DTN's Quick Takes

Periodic Updates on the Grains, Livestock Futures Markets

Illustration by Nick Scalise


OMAHA (DTN) -- As we near the close, May corn is steady, May soybeans are up 5 1/4 cents and May Chicago wheat is down 1/4 cent. Corn and winter wheat have put in another quiet day to end the week, but May soybeans are up on higher volume after overcoming early bearish news of cancelled export sales from China. May soybean meal is down 10 cents and bean oil is up $0.35 after the Buenos Aires Grain Exchange lowered its estimate of Argentina's soybean crop from 50.0 to 47.0 mmt (1.7 bb). Outside commodities are mixed and the March U.S. dollar index is up 0.16.

Posted 11:49 -- May corn is down 1/4 cent, May soybeans are up 5 3/4 cents and May Chicago wheat is steady. Corn is barely moving within a 2 3/4-cent range, but May soybeans have recovered from their earlier sell-off and are within 4 cents of their July high, helped by Argentina's forecast staying dry. Friday's weather map shows rain from Oklahoma into the Ohio River Valley where flooding is already occurring, with more rain expected in the southeastern Midwest in the week ahead. April gold is down $1.50 and April crude oil is up 79 cents.

Posted 09:47 -- May corn is down 3/4 cent, May soybeans are down 1 1/2 cents and May K.C. wheat is down 1/2 cent.

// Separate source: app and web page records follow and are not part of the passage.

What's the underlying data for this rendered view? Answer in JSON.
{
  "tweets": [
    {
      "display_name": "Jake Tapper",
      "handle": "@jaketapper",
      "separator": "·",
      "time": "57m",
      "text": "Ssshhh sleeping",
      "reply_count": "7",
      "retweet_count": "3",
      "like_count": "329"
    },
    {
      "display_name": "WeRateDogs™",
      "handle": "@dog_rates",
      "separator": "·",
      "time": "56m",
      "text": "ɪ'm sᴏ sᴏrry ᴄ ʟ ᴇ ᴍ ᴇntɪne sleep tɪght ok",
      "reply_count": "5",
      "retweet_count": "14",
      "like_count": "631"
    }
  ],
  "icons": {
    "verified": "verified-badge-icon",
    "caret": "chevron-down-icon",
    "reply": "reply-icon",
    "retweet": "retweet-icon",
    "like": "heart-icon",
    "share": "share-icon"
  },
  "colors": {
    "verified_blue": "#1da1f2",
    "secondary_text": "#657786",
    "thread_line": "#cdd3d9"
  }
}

Price moves are limited early, but higher overnight trade in grains has now turned slightly lower, possibly related to Friday morning's bearish export sales reports. Meanwhile, the seven-day forecasts remain dry for southern Brazil, Argentina and the western U.S. Plains. Flooding problems along the Ohio River are apt to get worse with more heavy rains expected in the week ahead. Outside commodities are mixed.

Posted 08:40 -- After the 8:30 open, May corn is up 1/4 cent, May soybeans are up 1 1/4 cents and May K.C. wheat is up 2 1/2 cents. In Friday's weekly export sales report from USDA, soybeans showed a net cancellation of 4.0 million bushels, traced to a 12 million bushel reduction from China. The report maintained bearish export paces for corn, soybeans and wheat. At 8 a.m. CST, USDA announced 4.5 million bushels (115,000 mt) of U.S. corn were sold to Egypt for 2017-18. A meager 3.9 million bushels (106,000 mt) of U.S. soybeans were sold to unknown, 1.5 million bushels of which were for 2017-18.


Posted 11:47 -- Light buying has slowly trickled into feeder cattle and lean hog trade midday, with the narrow trading ranges seen in these two markets through the morning allowing for additional market shifts over the last couple hours of trade. Follow through pressure is seen in live cattle trade. It is likely that prices will continue to shift in all markets through the end of the week.

Posted 11:05 -- Moderate pressure is holding in all livestock markets with the most aggressive losses still seen in nearby live cattle trade. The overall lack of support moving into the cattle market is somewhat surprising, as some had figured that most activity Friday would be focusing on position taking and short covering market moves. Hog futures have moved lower in a narrow range with nearby contracts holding 10-to-25 cent losses. Trade volume is expected to remain sluggish through the rest of the session.

Posted 09:45 -- Early support in hog trade Friday morning has started to erode, with prices remaining mixed in a narrow range. The aggressive support over the last couple of days has allowed more focus to be placed on position squaring ahead of the weekend. This could keep prices sluggish in a very narrow range. Cattle futures have continued to slide lower, which is allowing for additional market pressure to be seen in both live cattle and feeder cattle markets. Continued pressure may break through initial short-term support levels through the day if current pressure continues.